In my final months of High School I wrote a piece for the school paper titled “Grey Pants.” In the piece I explored my nervousness towards heading forth into the world on my own. My grey pants lay unfolded on the floor and I was frozen, unable to return them to their rightful crisply folded state. The inability to accomplish such a simple household task was representative of my own apprehension and fear of life on my own. Until this point in my life I could simply yell out “MOM!!!” and the task would find itself complete. But no longer. I would now have to begin the process of becoming an independent adult. Fuck.
Some two and a half years later, I take the same finely creased pants and feel along the legs. Laying the seems flat upon one another I slide the pants onto their hanger and place the jacket onto the hanger and return the suit to the closet.
I guess I made it.
Tomorrow I won’t be wearing my suit, but I will be heading into Geneva on my own yet again. I’ll probably do it the next day too. And the next, and the one after that. Studying abroad is an incredible experience, and with each passing day, one that has made me realize just how much I treasure being able to navigate the world on my own.
Independence is a hell of a drug. When I walk around a foreign city on my own, communicating through crappy French and reluctant English, I feel so alive. When I walk into the Migros to buy bread, wine and cheese, I might as well be heading to the dealer to get another fix. Sprawling out by the side of the Lake with a picnic and new friends is the highest of highs. Or rather, more accurately, it is the most empowering of highs. As we lounge, talking about anything from politics to porn, I feel like I can accomplish anything I set my mind to. It’s like I’m Bradley Cooper on Limitless pills.
But just like the Limitless pill, the high will wear off. My new friends will head for their homes and I will be left in a strange place all alone. Independence will turn to loneliness before too long and suddenly being by myself won’t seem so romantic.

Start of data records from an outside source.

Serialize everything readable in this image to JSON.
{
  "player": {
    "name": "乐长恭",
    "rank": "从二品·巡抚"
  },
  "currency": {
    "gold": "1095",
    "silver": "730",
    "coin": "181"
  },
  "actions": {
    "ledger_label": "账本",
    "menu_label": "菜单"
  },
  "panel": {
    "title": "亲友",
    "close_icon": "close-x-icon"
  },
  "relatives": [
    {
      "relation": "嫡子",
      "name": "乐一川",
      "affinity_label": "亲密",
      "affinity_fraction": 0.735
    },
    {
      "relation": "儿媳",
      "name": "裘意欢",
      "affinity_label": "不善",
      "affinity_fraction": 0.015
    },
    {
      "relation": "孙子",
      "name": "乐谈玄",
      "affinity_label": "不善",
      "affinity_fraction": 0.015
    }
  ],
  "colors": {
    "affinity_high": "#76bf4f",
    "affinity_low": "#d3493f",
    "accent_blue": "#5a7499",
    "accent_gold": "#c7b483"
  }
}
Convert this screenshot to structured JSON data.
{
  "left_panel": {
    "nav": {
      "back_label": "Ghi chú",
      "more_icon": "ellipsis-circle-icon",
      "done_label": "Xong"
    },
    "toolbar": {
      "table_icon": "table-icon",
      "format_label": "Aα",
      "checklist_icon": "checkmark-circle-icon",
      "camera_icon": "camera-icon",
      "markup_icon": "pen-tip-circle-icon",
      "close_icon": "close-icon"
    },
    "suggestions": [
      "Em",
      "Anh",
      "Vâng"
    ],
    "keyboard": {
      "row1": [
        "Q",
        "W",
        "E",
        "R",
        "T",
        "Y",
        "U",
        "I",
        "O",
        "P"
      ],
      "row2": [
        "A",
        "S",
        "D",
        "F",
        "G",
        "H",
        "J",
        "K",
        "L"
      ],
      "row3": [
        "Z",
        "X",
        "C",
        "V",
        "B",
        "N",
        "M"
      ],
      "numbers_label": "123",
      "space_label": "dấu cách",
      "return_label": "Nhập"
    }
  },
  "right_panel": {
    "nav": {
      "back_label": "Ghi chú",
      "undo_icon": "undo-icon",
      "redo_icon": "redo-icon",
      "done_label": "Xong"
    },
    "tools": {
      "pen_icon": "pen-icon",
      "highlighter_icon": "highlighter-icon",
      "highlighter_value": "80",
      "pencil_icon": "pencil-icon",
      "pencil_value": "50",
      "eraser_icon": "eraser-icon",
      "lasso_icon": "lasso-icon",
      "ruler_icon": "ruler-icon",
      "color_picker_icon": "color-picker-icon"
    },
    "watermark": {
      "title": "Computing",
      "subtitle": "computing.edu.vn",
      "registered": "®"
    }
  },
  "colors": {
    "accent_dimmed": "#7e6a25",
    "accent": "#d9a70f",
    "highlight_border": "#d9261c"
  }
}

But for now, I’m just happy to be an independent human being.
- Reuben Eli